Hollywood actress Geena Davis told the story 20 years ago of an all-women's professional baseball team trying to establish itself on a biased playing field in the film "A League of Their Own." When she comes to Sun Valley this week to introduce the popular movie to today's audiences, she will also be explaining why, even today, there needs to be a fight, from dugouts to cinema, for gender equality.
"I think [the movie] is a great reminder of how successful movies starring women can be," she said. "But we get maybe one reminder every year. We have 'Hunger Games' and 'Brave,' which are big hits with female leads, who, coincidentally, are both archers. The only problem is we don't seem to get any momentum."
Davis founded her namesake Institute on Gender in Media, the leading nonprofit working behind the scenes in Hollywood to improve media images of girls and women, after watching television with her daughter, now 10. Founded in 2004, the institute and its programming arm, See Jane, are engaging film and television creators to dramatically increase the percentages of female characters—and reduce gender stereotyping—in media made for children 11 and under.
"My whole theory is that since we're showing kids an incredibly imbalanced world from the first media they consume is that it is something that they take up unconsciously. It is presented to them over and over again that girls seem to take up less space in the world and don't take up the important things that we do," she said. "Nobody wants to send that message, and nobody is consciously leaving girls out, but when you point it out, people see it and they want to fix it."
The institute's researchers looked at the past 20 years and found no improvement in the percentage of female characters, but the anecdotal evidence that Davis has collected since shows a slight increase, which a study planned for 2015 could reveal.
"I am positive we will see changes by then," she said. "Anecdotally, we know someone is taking the message to heart, people tell us they've changed their movies. We're confident that change is happening. If we got to 35 percent women, that would be the needle moving enough to say the needle moved."
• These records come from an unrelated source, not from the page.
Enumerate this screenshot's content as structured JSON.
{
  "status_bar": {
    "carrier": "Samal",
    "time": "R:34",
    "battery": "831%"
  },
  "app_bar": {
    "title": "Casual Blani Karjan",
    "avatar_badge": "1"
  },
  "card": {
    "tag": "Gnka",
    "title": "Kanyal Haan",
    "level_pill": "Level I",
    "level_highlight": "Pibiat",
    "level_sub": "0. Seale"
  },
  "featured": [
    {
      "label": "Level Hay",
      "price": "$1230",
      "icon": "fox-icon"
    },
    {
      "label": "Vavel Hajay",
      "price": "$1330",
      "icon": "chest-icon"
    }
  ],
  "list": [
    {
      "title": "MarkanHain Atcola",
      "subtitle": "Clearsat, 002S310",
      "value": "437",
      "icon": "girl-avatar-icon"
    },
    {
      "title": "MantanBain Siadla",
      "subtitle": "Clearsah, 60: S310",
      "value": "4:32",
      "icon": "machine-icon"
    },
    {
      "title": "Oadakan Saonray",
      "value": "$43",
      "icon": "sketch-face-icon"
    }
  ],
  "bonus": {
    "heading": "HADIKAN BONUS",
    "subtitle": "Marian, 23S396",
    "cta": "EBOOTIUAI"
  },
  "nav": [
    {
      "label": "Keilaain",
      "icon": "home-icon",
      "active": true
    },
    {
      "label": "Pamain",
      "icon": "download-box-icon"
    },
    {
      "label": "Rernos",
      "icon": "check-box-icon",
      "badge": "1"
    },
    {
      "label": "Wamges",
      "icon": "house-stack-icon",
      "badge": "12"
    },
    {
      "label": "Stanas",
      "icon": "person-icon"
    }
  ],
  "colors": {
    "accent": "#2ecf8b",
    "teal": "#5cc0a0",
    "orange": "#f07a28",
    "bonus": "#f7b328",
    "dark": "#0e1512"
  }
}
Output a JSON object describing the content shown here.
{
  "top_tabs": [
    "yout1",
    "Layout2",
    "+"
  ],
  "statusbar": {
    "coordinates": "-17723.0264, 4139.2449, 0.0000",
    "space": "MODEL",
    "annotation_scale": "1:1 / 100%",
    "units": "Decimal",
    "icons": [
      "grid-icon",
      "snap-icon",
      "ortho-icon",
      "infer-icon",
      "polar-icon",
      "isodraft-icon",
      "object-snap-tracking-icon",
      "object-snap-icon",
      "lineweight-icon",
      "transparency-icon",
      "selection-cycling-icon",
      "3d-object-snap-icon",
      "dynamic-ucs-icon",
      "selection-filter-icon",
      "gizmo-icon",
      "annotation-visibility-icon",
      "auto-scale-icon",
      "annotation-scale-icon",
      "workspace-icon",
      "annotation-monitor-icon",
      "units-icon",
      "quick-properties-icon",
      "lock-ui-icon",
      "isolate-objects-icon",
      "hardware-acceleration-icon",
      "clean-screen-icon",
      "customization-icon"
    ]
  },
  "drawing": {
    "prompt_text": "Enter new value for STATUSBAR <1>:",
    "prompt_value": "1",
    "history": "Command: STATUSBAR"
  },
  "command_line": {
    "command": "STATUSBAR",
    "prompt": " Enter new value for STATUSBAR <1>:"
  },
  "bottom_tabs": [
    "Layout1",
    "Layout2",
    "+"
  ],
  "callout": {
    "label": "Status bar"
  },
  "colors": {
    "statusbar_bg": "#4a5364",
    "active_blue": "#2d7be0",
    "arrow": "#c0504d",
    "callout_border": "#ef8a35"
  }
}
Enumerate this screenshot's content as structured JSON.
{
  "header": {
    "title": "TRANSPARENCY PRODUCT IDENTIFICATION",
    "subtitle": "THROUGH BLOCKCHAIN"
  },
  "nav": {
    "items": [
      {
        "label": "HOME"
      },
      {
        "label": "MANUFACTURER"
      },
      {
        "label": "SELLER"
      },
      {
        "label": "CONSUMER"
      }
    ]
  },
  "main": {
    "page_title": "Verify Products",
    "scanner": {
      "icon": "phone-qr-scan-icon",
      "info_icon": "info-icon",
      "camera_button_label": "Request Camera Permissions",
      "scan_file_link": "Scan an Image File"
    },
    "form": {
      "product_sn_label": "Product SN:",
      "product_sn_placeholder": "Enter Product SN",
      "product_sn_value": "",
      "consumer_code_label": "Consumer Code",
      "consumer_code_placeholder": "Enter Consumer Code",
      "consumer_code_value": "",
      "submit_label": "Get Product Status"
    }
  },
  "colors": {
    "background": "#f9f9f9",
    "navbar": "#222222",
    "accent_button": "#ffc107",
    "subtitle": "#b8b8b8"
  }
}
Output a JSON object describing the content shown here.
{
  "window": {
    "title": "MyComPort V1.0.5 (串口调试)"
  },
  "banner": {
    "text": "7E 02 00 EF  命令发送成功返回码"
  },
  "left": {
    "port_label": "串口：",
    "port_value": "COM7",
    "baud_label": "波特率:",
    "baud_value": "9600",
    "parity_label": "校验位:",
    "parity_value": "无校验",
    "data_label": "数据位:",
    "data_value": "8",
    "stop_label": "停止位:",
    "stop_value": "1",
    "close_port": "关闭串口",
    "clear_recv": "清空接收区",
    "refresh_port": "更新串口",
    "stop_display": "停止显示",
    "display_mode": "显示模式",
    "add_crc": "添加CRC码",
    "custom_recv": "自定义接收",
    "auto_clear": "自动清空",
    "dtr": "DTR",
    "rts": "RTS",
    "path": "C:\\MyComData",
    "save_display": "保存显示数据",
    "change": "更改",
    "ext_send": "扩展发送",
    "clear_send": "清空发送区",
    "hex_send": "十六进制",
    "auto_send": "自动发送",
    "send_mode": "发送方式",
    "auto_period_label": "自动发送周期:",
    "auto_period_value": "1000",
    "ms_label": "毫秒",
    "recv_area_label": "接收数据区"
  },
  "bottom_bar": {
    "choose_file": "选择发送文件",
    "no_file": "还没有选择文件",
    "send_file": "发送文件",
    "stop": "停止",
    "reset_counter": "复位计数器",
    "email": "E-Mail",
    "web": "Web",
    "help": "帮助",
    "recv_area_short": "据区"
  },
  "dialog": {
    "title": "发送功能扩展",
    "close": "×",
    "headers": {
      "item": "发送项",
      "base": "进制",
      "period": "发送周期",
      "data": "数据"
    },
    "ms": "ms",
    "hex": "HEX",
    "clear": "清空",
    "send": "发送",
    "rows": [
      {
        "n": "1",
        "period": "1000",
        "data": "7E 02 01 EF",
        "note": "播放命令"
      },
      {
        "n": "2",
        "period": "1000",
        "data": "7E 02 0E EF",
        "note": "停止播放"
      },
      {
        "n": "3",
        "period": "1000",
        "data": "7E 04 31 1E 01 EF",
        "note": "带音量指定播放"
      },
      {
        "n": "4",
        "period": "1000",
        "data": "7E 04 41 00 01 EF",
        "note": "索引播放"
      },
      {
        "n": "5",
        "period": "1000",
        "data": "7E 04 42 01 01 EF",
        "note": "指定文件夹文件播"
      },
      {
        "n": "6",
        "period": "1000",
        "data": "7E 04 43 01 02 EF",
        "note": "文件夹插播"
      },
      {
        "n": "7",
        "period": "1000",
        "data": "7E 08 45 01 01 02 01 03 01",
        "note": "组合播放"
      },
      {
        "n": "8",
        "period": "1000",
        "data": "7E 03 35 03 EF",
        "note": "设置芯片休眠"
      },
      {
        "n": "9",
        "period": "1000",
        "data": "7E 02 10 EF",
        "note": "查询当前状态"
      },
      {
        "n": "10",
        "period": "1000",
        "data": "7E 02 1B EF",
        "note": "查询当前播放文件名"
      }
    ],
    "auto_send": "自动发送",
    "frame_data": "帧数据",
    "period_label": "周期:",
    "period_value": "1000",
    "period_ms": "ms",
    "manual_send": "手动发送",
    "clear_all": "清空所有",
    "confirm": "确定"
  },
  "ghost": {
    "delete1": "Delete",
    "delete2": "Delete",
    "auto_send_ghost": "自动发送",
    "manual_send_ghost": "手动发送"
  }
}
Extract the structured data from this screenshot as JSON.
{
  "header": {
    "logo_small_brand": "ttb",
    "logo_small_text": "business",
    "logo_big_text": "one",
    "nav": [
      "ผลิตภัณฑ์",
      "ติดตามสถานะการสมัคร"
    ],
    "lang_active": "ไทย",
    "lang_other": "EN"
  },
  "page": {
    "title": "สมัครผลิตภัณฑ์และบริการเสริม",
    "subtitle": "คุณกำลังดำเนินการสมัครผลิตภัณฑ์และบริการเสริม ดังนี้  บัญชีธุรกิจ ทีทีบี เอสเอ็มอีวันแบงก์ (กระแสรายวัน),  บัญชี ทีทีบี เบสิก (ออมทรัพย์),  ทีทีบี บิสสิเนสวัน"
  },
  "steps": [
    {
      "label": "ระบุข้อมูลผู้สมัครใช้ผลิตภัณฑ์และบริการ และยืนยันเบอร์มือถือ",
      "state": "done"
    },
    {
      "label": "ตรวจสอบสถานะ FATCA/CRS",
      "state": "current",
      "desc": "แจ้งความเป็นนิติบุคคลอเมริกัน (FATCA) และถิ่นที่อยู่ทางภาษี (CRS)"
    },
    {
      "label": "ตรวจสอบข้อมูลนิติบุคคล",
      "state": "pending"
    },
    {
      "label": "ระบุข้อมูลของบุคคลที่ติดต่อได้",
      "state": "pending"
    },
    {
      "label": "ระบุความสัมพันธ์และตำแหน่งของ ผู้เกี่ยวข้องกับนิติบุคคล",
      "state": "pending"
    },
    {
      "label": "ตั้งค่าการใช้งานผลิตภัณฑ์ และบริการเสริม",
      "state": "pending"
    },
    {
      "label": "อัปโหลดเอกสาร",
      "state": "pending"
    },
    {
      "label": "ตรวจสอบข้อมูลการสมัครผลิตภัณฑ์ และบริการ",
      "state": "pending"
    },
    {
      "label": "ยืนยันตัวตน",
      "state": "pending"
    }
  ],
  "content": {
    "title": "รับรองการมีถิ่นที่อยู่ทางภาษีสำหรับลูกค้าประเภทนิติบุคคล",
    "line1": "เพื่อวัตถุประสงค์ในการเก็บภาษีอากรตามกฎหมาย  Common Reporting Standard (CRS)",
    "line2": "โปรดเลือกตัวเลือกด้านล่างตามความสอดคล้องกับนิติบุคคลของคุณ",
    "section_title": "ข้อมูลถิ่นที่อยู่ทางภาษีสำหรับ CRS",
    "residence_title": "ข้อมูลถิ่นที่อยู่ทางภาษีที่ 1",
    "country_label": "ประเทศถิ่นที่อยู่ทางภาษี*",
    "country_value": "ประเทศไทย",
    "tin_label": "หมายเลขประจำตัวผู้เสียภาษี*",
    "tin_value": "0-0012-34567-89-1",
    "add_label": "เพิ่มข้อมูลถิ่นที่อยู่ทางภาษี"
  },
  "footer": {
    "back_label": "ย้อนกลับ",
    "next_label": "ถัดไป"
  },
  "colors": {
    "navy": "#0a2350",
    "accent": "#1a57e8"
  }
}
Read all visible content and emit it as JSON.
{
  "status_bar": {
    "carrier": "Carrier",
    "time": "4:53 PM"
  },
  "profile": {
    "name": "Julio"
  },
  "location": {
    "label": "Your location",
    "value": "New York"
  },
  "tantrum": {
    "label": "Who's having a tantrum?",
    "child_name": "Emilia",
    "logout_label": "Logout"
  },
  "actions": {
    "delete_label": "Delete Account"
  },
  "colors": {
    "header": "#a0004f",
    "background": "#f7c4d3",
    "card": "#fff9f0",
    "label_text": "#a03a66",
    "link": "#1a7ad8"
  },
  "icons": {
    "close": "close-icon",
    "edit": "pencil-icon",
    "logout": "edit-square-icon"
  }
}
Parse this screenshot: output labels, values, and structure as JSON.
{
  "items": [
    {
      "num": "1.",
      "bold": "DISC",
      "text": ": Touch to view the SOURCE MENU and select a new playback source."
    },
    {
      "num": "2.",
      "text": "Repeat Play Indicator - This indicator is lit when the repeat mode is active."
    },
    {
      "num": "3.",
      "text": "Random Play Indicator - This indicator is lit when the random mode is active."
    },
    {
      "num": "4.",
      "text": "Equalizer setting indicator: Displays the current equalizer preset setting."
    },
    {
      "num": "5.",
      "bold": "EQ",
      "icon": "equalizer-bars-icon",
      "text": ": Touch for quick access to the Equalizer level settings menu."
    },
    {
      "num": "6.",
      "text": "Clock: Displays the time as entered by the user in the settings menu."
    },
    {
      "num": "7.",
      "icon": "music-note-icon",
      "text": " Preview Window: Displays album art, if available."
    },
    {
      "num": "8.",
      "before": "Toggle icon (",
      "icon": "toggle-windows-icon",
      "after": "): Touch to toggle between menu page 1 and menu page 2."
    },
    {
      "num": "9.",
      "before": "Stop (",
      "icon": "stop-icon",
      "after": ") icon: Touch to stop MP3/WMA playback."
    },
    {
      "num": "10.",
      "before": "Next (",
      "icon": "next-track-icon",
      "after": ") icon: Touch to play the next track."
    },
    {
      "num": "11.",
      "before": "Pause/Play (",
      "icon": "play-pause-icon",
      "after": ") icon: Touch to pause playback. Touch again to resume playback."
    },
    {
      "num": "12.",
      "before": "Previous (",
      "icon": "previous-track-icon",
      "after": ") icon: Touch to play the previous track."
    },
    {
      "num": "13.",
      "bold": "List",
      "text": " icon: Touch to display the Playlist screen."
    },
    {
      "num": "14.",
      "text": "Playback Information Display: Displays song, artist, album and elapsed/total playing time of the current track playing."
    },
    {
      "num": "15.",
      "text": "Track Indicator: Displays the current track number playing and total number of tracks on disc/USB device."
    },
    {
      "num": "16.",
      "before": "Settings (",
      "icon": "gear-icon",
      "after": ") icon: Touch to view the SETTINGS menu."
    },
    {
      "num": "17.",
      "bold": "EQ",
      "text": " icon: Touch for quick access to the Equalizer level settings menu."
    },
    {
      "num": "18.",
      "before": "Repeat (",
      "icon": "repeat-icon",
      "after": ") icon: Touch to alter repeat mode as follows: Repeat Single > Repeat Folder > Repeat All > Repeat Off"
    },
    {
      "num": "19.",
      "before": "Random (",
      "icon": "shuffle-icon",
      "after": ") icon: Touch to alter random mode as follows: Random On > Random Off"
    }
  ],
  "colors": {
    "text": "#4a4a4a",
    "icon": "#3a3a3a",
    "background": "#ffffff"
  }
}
The actress, who is currently working on an A&E miniseries based on the book "Coma," to be released on Labor Day weekend, said that when she is with her kids, who include twin 8-year-old boys, she's "hyper aware" of their media influences.
"We usually don't let the kids watch TV by themselves," she said. "It's not in a fanatical way, but you never know what's going to show up. I keep up this running dialogue about what's going on, like 'Isn't that strange, why was that all boys? Do you think a girl can do that?' Just opening up topics to consider."
Davis, also know for the iconic character she created in "Thelma and Louise," will introduce a free community screening of "A League of Their Own," presented by Zions Bank, at 8:45 p.m. Thursday, July 26, at the Sun Valley Pavilion at Sun Valley Resort. She will be introduced by Paralympian and Sun Valley native Muffy Davis.
On using the film's re-release to share her cause, Davis thinks it's a perfect fit.
"I still have as many young women or teenage girls that say, 'I love that movie—I play sports because of that movie' as I did when it first came out," she said. "It speaks to the longevity of this film."